I despise Fred Phelps and the rest of his mouth-breathing, backwards wastes of human protoplasm. I also hate the idea of the government decidinh who can say what to who. Government is a blunt and stupid tool run by blunt and stupid tools. It should do as little as possible. There is no right in the Constitution against being offended. There is a right to say things that are patently and purposely offensive. So even though what Phelps does is grotesque, I don't want the government censoring him.
The Supreme Court heard the appeal about the money awarded to Matthew Snyder's dad for emotional distress inflicted when the anti-phag phorces infested his son's funeral. I initially didn't think there was much chance they would rule in favor of Snyder, but I read this and it makes a very good case for the idea that some words can by their utterance inflict injury. There is a ruling that strongly supports this idea.
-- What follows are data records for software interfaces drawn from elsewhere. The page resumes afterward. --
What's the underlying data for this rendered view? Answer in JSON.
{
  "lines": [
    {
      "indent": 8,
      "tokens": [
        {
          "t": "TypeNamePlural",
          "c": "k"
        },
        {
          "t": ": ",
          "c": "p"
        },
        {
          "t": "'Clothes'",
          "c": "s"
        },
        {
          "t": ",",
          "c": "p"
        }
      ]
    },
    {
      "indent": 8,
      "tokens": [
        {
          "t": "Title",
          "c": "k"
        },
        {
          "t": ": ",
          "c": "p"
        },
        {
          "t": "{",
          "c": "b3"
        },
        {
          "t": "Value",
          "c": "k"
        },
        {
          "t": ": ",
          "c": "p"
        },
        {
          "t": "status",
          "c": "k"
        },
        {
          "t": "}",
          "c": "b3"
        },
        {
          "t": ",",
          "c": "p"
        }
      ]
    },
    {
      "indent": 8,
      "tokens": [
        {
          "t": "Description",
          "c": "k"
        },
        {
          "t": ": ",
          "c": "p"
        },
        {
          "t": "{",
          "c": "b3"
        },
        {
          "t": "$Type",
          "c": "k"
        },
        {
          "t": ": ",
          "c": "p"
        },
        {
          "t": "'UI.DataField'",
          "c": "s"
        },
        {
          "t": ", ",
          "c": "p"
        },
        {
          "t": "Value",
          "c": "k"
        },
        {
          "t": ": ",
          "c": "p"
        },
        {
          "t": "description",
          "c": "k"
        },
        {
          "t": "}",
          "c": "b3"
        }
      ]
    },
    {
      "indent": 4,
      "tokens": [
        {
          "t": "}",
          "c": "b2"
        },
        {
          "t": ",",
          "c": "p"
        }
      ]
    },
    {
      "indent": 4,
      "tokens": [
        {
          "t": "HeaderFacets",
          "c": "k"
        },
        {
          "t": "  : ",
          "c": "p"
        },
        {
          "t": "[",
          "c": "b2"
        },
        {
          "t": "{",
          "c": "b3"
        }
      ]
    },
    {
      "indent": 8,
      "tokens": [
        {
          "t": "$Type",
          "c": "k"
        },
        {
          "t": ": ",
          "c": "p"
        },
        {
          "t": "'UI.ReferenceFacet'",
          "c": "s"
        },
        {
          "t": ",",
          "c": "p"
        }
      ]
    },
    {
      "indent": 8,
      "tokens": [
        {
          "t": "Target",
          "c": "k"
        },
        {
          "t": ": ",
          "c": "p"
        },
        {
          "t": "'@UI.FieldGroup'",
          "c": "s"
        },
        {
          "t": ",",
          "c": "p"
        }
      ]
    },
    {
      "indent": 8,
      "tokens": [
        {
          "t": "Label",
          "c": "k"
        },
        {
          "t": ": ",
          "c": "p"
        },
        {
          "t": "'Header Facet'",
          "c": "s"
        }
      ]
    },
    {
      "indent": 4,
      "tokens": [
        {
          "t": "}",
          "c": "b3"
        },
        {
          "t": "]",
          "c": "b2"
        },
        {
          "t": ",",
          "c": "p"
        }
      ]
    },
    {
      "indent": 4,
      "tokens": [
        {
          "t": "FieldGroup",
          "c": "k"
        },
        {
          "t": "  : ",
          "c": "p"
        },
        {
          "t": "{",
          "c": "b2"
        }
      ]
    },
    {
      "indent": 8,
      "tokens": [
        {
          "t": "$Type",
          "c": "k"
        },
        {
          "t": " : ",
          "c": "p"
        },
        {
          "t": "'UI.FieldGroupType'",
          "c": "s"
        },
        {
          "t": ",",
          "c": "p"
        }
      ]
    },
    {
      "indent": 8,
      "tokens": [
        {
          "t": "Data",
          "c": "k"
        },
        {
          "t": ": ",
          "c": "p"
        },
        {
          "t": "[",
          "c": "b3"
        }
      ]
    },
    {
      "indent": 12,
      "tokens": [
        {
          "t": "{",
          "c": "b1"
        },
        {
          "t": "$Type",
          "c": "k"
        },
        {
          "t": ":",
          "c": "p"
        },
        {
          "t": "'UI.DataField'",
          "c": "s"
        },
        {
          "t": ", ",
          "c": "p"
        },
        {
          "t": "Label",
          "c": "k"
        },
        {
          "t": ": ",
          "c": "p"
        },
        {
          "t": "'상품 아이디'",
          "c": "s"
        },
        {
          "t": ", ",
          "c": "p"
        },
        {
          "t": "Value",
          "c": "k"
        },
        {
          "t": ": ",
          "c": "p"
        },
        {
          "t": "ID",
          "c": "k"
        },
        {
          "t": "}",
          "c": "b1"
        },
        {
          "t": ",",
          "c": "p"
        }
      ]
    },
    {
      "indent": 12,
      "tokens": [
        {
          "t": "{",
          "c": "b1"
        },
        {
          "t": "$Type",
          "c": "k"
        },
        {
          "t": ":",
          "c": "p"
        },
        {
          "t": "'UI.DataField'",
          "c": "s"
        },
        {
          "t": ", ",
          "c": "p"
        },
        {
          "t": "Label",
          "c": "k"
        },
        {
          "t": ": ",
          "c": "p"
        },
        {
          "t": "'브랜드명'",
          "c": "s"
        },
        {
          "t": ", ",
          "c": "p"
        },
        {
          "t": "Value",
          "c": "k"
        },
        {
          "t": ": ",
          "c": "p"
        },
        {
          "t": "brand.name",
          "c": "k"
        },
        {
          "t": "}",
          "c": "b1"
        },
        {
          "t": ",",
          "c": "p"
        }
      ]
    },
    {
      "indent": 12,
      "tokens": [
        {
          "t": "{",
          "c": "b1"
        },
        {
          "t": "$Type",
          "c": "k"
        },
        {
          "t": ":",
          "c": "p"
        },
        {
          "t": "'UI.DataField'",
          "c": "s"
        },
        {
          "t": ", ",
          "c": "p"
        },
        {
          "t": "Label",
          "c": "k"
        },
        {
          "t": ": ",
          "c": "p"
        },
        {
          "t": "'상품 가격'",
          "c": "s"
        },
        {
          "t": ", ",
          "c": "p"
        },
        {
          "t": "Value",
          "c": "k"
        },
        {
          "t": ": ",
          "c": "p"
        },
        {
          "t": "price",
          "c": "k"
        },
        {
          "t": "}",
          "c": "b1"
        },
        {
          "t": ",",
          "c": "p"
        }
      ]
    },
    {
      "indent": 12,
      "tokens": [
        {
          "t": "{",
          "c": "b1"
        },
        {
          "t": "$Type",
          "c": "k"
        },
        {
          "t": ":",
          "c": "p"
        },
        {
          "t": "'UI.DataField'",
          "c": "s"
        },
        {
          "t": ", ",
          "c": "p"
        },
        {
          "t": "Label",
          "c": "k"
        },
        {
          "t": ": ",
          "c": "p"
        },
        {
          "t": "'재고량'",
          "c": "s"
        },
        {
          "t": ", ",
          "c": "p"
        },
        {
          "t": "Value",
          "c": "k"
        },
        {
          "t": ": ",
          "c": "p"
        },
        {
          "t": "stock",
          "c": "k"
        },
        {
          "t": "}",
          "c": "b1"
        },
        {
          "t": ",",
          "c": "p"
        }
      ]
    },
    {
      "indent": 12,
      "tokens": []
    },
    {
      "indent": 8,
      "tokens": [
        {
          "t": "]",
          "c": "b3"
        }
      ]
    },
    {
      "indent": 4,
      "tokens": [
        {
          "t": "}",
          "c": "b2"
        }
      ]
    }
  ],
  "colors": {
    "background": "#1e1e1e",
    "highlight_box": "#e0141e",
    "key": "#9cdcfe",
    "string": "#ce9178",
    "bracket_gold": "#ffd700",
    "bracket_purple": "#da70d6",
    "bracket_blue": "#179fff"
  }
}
The Chaplinsky case also had the advantage of building on a tradition of understanding in the law that “assaults” did not strictly require the laying on of hands. One could shoot and deliberately miss. One could hold an unloaded gun near the head of a victim and click the trigger. There was not that much discrimination between an act of that kind and threatening calls in the night, or letters of extortion—or a cross burned outside the home of a black family. People who knew the conventions in their own language would have no trouble telling the difference, say, between a burning cross and a burning shoe box. With this understanding, swastikas and burning crosses and blazing epithets could be understood as “assaults” as fully as rocks thrown at victims.
I still believe that as reprehensible as Phelps' actions are, they are not a reason to fetter speech based on how it makes a listener feel.